What you need to do: Your task is to output all the records below, word for word.

Record excerpts:
##############################

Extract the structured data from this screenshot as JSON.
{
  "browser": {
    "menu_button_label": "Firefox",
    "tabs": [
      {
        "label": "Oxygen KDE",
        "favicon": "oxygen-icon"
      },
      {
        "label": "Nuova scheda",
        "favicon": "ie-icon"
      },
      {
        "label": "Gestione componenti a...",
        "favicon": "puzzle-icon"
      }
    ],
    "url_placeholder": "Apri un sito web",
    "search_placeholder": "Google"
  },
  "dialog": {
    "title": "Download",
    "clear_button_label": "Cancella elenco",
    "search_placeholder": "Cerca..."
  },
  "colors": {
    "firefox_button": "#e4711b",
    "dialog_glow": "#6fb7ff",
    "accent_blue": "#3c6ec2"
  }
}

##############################

Task result:
Extract the structured data from this screenshot as JSON.
{
  "browser": {
    "menu_button_label": "Firefox",
    "tabs": [
      {
        "label": "Oxygen KDE",
        "favicon": "oxygen-icon"
      },
      {
        "label": "Nuova scheda",
        "favicon": "ie-icon"
      },
      {
        "label": "Gestione componenti a...",
        "favicon": "puzzle-icon"
      }
    ],
    "url_placeholder": "Apri un sito web",
    "search_placeholder": "Google"
  },
  "dialog": {
    "title": "Download",
    "clear_button_label": "Cancella elenco",
    "search_placeholder": "Cerca..."
  },
  "colors": {
    "firefox_button": "#e4711b",
    "dialog_glow": "#6fb7ff",
    "accent_blue": "#3c6ec2"
  }
}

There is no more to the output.